Long-term Alternatives to the U.S. Dollar

“The Financial World According to Inya” Column,
by Inya Ivkovic, MA

Both China and Russia have discussed publicly viable, long-term alternatives to the U.S. dollar. Both have also publicly expressed their intentions to reduce exposure to the greenback and hold more of other currencies in their foreign-exchange reserves. Last year, the Chinese central bank’s governor, Zhou Xiaochuan, went so far as to predict that the U.S. dollar could one day be replaced as the dominant currency on the world stage. Perhaps not replaced with another single currency, but with a basket of “super-sovereign” currencies, the selection of which would depend on their respective reserves held with the International Monetary Fund’s in-house accounts.

After the initial shock of Xiaochuan’s statement had worn off, many economists interpreted this statement as an attempt to give the yuan, China’s currency, a more prominent role on the global stage; one reflecting China’s growing economic influence on that same stage. Of course, this is not something that can happen overnight, but it is also not entirely outside the realm of imminent possibilities either.

China is already putting its money where its mouth is. It has quietly set up currency swaps worth approximately $95.0 billion with central banks all over Asia, Latin America, and Eastern Europe. This would allow China to export its products somewhere else other than the U.S. and receive payments in the yuan instead of in the U.S. dollar.

Besides the yuan, the next currency in this selection process for supplanting the greenback is the euro, which, like the yuan, is tied to an economic area where there are no inherently common political or fiscal policies. This is partly the reason why solving Greece’s debt problems is so complex and difficult. The only problem with the “Eurozone” is that it lacks the breadth and depth of a bond market to match the depth and liquidity of the U.S. Treasury market.

Regardless of which currency on its own is able to supplant the U.S. dollar, if any, the fact remains that capital markets of emerging economies are opening up and their currencies constitute growing portions of world central banks’ reserves. However, as long as the U.S. manages to maintain sound macroeconomic policies and makes sure its markets are open and liquid, the unseating of the U.S. dollar will have to wait.

That is, of course, part of the problem, too. The state of the U.S. public finances is indeed a sorry matter and very likely the dollar’s ultimate undoing. In February, the White House said that the budget deficit for 2010 was going to reach $1.565 trillion, which represents nearly 11% of U.S. GDP, also the largest deficit since World War II.

Of course, the situation was further exacerbated with America running large trade and budget deficits before the financial and credit crisis struck.
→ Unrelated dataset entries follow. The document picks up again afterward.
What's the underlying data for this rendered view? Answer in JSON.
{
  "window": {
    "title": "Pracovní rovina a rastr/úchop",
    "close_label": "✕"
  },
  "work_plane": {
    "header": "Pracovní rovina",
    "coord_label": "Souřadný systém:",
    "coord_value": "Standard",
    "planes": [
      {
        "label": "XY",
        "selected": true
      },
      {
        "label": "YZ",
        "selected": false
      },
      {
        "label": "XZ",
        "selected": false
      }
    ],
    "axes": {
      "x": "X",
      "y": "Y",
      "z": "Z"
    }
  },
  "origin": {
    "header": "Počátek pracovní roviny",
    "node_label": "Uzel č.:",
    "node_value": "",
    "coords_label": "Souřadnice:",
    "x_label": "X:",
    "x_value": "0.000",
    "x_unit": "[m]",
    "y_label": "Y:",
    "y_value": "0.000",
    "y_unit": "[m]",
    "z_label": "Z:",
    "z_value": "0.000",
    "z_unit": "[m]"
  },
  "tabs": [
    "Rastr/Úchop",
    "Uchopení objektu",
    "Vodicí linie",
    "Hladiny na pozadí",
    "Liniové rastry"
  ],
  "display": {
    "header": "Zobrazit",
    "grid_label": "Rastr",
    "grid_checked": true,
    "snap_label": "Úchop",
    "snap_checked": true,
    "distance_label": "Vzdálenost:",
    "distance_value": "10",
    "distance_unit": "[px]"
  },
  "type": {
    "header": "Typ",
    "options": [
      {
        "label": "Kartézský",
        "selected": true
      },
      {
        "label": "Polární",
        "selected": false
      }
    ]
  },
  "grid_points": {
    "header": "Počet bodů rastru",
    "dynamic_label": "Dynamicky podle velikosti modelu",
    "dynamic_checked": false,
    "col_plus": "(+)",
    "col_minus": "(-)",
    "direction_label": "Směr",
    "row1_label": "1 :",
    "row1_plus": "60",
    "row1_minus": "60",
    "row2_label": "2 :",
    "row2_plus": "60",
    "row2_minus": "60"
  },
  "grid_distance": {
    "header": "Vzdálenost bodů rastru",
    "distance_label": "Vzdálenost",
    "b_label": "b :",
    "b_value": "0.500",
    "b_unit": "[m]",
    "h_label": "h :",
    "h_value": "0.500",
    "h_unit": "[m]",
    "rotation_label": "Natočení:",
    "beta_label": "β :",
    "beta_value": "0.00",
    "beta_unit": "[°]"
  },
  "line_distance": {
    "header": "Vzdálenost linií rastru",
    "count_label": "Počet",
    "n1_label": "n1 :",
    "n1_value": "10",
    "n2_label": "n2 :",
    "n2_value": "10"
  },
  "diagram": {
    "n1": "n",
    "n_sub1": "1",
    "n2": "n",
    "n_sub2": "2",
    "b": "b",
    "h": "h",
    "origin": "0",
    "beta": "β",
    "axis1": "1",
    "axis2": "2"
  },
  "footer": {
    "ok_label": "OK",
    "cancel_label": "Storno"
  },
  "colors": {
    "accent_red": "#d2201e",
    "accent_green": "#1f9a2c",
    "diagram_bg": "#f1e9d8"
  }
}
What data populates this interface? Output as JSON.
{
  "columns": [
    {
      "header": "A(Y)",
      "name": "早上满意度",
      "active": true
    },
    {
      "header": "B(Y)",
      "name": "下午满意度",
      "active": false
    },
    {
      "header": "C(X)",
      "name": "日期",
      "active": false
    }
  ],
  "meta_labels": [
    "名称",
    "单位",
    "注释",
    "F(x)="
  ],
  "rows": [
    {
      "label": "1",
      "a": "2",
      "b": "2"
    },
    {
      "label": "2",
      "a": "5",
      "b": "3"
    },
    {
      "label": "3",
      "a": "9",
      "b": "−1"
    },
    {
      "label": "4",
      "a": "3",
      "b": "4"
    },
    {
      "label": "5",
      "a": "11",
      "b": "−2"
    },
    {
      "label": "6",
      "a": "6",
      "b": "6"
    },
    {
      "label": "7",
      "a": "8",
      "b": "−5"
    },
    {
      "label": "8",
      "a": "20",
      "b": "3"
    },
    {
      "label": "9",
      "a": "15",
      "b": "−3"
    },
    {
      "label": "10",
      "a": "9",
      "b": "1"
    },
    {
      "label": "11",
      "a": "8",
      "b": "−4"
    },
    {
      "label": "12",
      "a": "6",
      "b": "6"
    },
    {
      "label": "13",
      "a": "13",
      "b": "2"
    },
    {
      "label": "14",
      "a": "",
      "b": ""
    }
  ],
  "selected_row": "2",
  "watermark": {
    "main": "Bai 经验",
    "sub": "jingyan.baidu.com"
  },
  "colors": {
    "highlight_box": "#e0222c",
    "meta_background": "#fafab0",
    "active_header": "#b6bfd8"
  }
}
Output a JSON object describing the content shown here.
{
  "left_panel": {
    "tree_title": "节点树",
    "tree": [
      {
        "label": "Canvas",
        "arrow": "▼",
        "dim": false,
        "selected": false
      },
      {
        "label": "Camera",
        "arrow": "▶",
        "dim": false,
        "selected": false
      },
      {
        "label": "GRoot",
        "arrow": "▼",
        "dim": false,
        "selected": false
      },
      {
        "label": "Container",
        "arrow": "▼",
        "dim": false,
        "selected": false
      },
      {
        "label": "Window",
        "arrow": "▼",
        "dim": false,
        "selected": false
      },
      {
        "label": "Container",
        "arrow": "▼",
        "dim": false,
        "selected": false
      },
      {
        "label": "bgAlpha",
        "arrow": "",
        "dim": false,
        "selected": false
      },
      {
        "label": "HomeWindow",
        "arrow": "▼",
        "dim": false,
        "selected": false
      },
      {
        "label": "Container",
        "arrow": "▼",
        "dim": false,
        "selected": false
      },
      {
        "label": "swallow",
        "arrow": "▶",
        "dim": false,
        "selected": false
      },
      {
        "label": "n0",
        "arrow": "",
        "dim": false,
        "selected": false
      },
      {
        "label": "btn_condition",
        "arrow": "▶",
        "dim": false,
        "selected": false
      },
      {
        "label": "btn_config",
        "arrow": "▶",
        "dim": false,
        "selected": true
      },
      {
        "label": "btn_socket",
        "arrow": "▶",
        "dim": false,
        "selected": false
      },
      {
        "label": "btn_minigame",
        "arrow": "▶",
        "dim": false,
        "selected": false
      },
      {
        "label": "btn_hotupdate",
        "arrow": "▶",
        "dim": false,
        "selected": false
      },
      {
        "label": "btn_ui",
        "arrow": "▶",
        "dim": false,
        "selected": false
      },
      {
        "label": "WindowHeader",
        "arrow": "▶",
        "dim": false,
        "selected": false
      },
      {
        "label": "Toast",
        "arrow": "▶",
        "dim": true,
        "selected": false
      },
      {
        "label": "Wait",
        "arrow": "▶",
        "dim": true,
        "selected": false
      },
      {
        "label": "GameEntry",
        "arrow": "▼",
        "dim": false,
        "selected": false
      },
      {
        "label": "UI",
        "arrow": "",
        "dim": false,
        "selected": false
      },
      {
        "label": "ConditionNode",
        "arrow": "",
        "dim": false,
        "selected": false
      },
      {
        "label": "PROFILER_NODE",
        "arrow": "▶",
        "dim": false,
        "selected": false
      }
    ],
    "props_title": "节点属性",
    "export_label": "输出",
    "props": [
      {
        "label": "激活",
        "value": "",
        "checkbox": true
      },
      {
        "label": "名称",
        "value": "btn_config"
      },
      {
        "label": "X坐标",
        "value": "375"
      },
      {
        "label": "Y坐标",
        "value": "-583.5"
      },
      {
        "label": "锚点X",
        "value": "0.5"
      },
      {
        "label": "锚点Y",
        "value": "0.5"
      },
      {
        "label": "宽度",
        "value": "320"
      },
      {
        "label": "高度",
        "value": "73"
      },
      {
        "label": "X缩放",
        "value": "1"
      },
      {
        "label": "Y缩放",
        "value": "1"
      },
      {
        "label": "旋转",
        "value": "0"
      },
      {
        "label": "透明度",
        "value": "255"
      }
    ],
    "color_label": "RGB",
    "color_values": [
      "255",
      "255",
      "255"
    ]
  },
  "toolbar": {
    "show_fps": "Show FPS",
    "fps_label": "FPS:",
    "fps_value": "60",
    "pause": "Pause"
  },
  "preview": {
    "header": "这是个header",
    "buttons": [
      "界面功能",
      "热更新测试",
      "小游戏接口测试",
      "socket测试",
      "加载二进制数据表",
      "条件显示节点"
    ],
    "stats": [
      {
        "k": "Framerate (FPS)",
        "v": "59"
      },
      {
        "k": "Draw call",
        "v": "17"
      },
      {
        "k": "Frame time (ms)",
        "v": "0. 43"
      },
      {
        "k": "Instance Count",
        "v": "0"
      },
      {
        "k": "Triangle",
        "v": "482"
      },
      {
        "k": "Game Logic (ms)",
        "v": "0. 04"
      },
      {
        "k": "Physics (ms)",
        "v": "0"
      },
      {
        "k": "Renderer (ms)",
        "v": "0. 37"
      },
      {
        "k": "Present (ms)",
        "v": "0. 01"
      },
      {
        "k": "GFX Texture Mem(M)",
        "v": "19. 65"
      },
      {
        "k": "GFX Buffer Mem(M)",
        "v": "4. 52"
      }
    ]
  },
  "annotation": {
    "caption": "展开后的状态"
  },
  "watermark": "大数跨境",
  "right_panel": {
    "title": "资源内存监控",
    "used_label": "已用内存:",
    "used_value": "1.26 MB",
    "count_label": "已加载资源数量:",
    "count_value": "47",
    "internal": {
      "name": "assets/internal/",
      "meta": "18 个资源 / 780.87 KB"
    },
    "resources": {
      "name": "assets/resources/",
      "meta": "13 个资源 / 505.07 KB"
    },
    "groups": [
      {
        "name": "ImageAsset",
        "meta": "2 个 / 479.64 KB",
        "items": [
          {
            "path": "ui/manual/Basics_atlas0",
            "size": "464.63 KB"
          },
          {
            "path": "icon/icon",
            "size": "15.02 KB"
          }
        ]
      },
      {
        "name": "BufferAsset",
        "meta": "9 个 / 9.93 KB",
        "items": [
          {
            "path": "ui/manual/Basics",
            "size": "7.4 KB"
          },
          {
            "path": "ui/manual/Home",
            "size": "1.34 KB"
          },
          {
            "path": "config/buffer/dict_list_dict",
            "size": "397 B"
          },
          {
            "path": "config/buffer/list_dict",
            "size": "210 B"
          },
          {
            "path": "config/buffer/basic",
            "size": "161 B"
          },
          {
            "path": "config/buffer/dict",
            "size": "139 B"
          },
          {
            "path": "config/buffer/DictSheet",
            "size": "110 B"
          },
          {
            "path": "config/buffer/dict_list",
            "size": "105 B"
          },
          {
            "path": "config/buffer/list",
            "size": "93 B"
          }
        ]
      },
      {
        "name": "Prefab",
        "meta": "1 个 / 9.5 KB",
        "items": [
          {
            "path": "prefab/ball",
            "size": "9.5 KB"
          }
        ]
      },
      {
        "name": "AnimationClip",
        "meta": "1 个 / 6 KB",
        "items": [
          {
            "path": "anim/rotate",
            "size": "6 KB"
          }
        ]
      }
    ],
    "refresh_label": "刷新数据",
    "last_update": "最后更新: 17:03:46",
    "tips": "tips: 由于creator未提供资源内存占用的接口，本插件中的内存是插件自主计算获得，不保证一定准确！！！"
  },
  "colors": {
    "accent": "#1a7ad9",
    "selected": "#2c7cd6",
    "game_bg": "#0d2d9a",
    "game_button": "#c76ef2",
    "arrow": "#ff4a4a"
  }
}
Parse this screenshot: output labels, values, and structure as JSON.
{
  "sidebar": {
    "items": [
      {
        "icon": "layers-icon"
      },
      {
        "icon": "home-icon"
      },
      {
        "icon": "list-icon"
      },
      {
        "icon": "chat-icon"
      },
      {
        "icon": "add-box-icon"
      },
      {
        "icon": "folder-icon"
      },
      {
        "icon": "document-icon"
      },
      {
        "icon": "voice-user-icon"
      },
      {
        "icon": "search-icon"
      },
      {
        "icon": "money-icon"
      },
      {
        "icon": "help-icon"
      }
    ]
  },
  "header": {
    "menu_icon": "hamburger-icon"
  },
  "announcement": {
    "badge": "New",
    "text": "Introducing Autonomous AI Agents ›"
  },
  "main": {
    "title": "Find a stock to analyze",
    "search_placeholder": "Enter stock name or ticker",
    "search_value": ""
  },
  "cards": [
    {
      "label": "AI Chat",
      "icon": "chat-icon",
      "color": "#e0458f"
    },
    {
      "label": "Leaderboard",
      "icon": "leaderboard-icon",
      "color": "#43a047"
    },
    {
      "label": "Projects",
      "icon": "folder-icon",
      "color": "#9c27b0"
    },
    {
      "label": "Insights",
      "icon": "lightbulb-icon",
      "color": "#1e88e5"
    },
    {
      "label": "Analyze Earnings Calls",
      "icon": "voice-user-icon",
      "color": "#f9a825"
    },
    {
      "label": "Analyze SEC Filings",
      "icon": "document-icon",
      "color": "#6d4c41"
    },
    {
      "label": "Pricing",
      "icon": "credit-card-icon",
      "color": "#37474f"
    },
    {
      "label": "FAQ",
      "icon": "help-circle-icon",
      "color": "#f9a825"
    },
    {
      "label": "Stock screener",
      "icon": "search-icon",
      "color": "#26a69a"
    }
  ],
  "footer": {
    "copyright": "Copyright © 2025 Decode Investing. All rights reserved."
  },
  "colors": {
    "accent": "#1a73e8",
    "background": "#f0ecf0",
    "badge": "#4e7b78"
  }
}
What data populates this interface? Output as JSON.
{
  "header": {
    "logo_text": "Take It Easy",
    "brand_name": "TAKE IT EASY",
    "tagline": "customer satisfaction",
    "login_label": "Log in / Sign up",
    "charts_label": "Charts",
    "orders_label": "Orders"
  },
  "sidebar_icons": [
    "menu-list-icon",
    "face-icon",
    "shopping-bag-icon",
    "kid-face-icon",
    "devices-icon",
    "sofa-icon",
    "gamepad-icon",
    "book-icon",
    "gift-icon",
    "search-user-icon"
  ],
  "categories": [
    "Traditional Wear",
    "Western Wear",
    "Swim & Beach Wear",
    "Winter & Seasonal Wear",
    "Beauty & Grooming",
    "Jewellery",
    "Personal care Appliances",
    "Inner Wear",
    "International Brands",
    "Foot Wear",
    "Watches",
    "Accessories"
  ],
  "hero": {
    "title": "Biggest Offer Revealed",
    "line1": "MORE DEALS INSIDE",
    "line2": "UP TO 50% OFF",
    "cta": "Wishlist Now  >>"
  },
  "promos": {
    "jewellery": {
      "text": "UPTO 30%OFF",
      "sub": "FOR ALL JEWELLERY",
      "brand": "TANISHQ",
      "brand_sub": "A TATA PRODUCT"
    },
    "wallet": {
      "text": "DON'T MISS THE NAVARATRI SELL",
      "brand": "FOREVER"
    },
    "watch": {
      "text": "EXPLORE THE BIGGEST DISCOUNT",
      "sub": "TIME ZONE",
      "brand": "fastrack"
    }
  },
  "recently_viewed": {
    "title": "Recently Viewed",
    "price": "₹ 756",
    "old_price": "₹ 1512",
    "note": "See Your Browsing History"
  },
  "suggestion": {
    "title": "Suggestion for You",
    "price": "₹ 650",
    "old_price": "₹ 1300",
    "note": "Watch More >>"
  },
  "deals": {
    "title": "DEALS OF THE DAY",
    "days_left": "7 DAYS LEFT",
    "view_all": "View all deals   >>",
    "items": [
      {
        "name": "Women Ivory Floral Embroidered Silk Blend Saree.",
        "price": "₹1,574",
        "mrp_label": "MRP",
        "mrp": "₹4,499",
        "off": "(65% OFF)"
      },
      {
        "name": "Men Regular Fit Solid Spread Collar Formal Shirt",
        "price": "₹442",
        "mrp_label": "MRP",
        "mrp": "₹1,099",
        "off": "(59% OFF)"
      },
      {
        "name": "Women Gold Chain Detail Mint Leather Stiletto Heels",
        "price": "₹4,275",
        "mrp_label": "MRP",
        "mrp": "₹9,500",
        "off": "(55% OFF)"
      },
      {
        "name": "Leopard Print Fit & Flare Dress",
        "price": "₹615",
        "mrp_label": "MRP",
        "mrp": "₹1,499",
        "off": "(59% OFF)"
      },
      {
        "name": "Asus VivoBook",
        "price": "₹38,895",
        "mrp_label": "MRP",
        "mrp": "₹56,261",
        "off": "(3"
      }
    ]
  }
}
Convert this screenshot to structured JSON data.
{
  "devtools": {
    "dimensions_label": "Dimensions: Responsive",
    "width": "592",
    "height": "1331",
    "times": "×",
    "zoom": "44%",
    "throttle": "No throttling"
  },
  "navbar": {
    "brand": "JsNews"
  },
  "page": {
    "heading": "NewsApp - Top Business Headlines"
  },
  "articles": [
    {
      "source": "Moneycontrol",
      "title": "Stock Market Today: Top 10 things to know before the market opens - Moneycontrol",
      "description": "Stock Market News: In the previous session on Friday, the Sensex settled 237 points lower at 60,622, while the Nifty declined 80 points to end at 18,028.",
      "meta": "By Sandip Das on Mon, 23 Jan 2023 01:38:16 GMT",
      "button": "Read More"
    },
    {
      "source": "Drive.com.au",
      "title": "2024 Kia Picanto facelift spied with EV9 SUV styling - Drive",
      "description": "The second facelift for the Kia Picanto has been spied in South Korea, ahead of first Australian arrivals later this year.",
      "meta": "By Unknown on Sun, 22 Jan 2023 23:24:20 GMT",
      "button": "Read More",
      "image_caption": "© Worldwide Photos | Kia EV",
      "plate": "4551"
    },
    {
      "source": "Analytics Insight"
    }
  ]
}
Going into the Great Recession, the U.S. economy was already weak and could only have weakened more trying to get out, and recover from, it.

Some economists believe that this is not the end of the road for the U.S. dollar. U.S. finances are in bad shape, true, but are not completely unmanageable. This implies a weaker dollar for the near future in order to advance exports and thus reduce the trade deficit and eliminate several decades of reckless spending.

To help the economy recover, the U.S. needs to invest in education and the country’s infrastructure, at the same time keeping a high level of economic output and productivity. The latter will not happen, however, without fixing the labor market, which is facing serious, perhaps even insurmountable, challenges.

Potentially undermining the U.S.’ economic might and, by extension, the U.S. dollar’s supremacy in currency markets, are the coming higher interest rates, higher taxes, and the resulting slower economic growth. On the other hand, there is also the strange love-hate relationship between China and America. Although the U.S. depends on China’s kindness to keep on financing its deficit, while China also depends on reckless U.S. consumers to keep on buying Chinese goods and services.

That said, according to some analysts, factoring in China’s massive economic growth produces an awkward result, which is the yuan remaining undervalued versus the dollar by as much as 40%. Therefore, although China’s economy is in a much better place than the U.S. economy has any chance of achieving ever again, the yuan still has a long way to go before it may supersede the U.S. dollar. In fact, currently the yuan is trapped, because the Chinese have so
many U.S. dollars they simply cannot diversify, at least not easily. However, if the rebalancing of world economic powers continues, the dethroning of the U.S. dollar could happen sooner than later, just as it happened to the British so many decades ago.